§ **INPUT DATA**:
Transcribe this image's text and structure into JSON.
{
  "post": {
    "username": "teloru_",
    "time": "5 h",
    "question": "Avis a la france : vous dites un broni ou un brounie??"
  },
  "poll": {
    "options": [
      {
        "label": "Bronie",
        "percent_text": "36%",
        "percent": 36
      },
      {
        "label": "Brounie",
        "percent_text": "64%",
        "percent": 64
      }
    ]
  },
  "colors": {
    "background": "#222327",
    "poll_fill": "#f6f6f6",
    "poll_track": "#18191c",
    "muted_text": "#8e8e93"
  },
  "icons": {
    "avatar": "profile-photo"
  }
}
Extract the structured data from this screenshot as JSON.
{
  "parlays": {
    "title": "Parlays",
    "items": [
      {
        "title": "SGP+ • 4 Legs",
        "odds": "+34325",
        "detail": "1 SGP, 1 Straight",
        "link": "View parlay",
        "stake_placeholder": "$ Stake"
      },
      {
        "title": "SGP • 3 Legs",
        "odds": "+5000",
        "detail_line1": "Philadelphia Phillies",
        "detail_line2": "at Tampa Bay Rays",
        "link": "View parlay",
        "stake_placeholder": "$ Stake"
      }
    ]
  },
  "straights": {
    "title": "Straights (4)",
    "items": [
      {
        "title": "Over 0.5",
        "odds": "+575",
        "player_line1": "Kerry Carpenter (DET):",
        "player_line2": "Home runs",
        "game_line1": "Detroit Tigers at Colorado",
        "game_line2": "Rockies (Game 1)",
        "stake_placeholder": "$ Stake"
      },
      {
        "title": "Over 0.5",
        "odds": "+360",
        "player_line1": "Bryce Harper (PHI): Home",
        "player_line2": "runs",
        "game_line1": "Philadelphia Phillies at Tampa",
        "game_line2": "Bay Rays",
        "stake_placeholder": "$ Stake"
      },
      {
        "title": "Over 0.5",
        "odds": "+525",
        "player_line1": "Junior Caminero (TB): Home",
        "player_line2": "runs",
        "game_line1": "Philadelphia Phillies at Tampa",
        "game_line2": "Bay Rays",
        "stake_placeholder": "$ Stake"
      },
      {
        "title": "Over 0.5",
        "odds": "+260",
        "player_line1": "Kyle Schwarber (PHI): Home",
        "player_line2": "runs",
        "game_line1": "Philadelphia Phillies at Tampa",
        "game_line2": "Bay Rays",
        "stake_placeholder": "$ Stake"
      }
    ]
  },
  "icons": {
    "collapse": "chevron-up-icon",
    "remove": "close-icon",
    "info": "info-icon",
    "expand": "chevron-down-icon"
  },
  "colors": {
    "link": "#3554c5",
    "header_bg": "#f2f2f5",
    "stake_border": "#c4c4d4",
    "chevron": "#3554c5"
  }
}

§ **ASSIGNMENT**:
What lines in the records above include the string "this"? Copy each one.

§ **TASK RESULT**:
Transcribe this image's text and structure into JSON.
Extract the structured data from this screenshot as JSON.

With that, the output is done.